Each of Puig's novels has to be read as part of a dialogue between the three novels that he has written…. The questions that we address to Puig's texts, the determinants that we find in this triple dialogue, concern the elaboration of a system of artifices through the absence of a voice that organizes levels of importance in the discourse of the novel…. The ghostly nature of the speakers, the lack of an organizing subject, the impossibility of seizing a referent, the gestures toward signification that are constantly frustrated constitute the interstice in which Puig's writing exists. The condition for the creation of the artifices, of convention, is the effect of a negative eroticism; his texts are the cipher for the loss of power over language as a bridge. The figure of castration lies behind the chain of allusions that we find in Puig and behind his notion of art as the "artificial," as that which is substituted for a natural object that has been lost. (pp. 97-8)

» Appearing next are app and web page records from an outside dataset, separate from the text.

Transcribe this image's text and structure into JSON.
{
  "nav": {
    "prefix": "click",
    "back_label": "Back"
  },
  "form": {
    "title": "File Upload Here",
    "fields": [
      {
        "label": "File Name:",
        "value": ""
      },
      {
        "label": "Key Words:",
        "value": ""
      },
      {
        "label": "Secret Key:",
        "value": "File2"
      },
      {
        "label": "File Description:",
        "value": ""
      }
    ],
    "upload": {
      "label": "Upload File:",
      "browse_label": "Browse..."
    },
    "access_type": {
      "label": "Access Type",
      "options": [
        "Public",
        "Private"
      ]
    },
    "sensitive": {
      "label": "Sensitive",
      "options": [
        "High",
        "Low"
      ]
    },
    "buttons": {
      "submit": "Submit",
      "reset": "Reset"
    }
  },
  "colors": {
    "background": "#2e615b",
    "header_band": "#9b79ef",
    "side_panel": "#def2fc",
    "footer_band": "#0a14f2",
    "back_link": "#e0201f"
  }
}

In displaying … the interstices that separate literature from its referents, Puig exposes his novels as samples of the thing for which all literature strives: the appropriation of an external object and its transformation into something else that appears to be the same, but only because of the radical difference which literature preserves with its referent. The loss of a structuring voice, the loss of a referent, is the attainment of Puig's writing. To enumerate these instances is to expose the precarious being of writing. Puig's writing posits castration as the necessary condition for the works' unfolding. The interstice, the absence, the loss of an eye/I, makes possible the existence of the novels' imaginative space. Convention, the work of art, is the product of a radical absence that masks itself. An interstice opens up the possibility of excess, of frivolity, of artifice.
Puig is a frivolous writer. His language is the archeological reconstruction of the language of others, its conventional nature is always present. His nostalgia for other songs, for other eras, for other movies, is part of going back in order to install himself at privileged moments in which language fails in its desire to create meaning. His writing produces artifacts, static museum pieces, enormous idiomatic paintings. The possibility of painting instances of the same interstice, time and again, is the luxury of the loss of a referent. (pp. 113-14)
Alicia Borinsky, "Castration: Artifices, Notes on the Writing of Manuel Puig," in The Georgia Review (copyright, 1975, by the University of Georgia), Spring, 1975, pp. 95-114.